Municipal actions. Court reactions.

With the actions of municipalities having such a direct and wide-ranging impact on the communities they serve, conflicts inevitably occur and court cases result. Here are a few recent cases you may find of interest.

Freeze on redevelopment by City not a taking

The City of Vancouver adopted an official development plan under the Vancouver Charter that designated former railway lands owned by the CPR as a public thoroughfare for transportation and greenways. This froze the redevelopment potential of the site and the CPR sought compensation.

The Supreme Court of Canada held that the City had acted within its powers to freeze the use of the land with a view to preserving it for future development and did not have to compensate the CPR. The plan did not prevent all reasonable uses of the property and the CPR could still use the land to operate a railway and was not prohibited from leasing the land for uses conforming to the by-law.

Naked truth about adult entertainment licensing

The Ontario Court of Appeal ruled that the City of Windsor does not have the power to require people working nude, or partially nude, in adult entertainment parlours to be separately licensed and pay an annual special licence fee of $466.00.

Reclaiming railway? Build those fences

A municipality bought a stretch of abandoned railway right-of-way, allowing it to be used and developed as a multi-purpose walkway and riding trail. Concerned landowners complained about the lack of fencing dividing their lands from those of the trail and the nuisances and disruptions caused by motorized vehicles and attempted to enforce a provision of the Line Fences Act that required a municipality buying land formerly used as a railway line to build and maintain fences along the boundaries of the land.

The municipality reacted by enacting a by-law designating the trail as a “highway”, thus bringing it within an exception to the municipality’s obligation under the Line Fence Act. The Ontario Court of Appeal struck down the by-law based on a finding by the lower court that the Township had acted in bad faith and had attempted to avoid responsibility that it knew it had. Grosvenor et al v. East Luther Grand Valley (Township), 2007 ONCA 55, Ontario Court of Appeal

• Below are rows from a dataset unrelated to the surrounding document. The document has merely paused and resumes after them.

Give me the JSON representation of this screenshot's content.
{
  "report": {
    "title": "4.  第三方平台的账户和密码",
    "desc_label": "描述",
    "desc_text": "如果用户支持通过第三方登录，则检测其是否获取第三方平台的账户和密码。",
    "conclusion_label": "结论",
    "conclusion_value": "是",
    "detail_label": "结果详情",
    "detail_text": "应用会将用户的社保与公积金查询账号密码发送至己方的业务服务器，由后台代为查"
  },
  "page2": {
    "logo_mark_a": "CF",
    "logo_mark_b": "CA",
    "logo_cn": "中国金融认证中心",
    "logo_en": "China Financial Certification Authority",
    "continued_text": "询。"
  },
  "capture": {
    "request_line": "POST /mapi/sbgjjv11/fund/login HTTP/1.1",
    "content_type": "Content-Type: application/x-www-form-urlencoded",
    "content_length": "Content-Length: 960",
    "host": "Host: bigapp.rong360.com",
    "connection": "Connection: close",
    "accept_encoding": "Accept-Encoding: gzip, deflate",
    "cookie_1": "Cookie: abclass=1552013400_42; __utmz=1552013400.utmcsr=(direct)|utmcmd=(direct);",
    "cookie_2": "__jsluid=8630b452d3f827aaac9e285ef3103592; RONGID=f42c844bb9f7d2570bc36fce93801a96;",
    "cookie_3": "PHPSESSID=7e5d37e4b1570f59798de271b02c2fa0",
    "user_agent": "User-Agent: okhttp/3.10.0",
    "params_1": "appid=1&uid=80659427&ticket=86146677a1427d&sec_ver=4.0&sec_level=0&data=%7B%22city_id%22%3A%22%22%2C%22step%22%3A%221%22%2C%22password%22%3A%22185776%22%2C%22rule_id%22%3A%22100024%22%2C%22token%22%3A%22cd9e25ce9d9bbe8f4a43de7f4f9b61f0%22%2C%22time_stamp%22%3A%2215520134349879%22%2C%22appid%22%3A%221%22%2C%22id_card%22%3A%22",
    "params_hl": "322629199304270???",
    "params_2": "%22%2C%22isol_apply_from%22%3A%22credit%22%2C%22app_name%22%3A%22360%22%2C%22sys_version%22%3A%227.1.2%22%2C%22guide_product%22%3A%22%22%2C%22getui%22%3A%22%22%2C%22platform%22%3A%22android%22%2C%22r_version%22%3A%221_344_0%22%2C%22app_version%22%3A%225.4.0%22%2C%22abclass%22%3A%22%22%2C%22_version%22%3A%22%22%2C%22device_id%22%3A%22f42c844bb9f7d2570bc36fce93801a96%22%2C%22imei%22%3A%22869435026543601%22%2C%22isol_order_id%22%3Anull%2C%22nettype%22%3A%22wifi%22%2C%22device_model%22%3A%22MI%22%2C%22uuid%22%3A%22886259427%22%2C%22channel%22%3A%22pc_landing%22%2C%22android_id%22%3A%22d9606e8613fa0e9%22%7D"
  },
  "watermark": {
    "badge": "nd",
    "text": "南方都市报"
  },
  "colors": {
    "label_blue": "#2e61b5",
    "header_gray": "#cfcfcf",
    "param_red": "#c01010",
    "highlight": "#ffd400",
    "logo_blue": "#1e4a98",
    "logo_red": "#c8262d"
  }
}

Trash talk: Garbage may be personal property

The Halifax Regional Municipality decided that all solid waste generated in the Region should stay within municipal boundaries for disposal. The goal was to encourage source separation and reduce the amount of waste product diverted to landfills. The revenue from tipping fees for the landfill site inside the Region accounted for 25% of the Region’s solid waste management budget, and the Region also received from the Province $22.00 per ton for every ton of solid waste diverted from disposal.

The Region learned that some haulers were taking waste to landfill sites outside of its boundaries, where tipping fees were substantially lower. In response, the Regional Council enacted a by-law that prohibited the export of solid waste from the Region and required it to be disposed of in the Region. The Court struck down the by-law on the basis of lack of statutory authority, unlawful extraterritorial effect, unlawful municipal purpose, unlawful monopoly, and “quasi-expropriation of personal property”. The Court of Appeal has given leave to appeal from this decision. The appeal was heard on May 8, 2007, with judgment reserved.

City can profit from towing services

The City of Abbotsford issued an RFP for the purchase of vehicle tow services for a five-year term. The towing services related to vehicles involved in motor vehicle accidents that needed to be towed off the City’s roadways, at rates imposed by the City. An unsuccessful bidder challenged the City’s award of an exclusive towing contract to the successful bidder by reason of the fact that the City required, in exchange for the contract, that the towing company enter into a revenue-sharing agreement, as well as provide free towing to the City for its own vehicles.

The Court held that the City had the power to enter into a revenue-sharing agreement, and there was no evidence that the scheme was not for the purposes of good government. The issue of whether or not the municipality ought to raise revenue by extracting a profit-sharing agreement in exchange for an exclusive contract was a matter of policy, and the City’s decision was not patently unreasonable.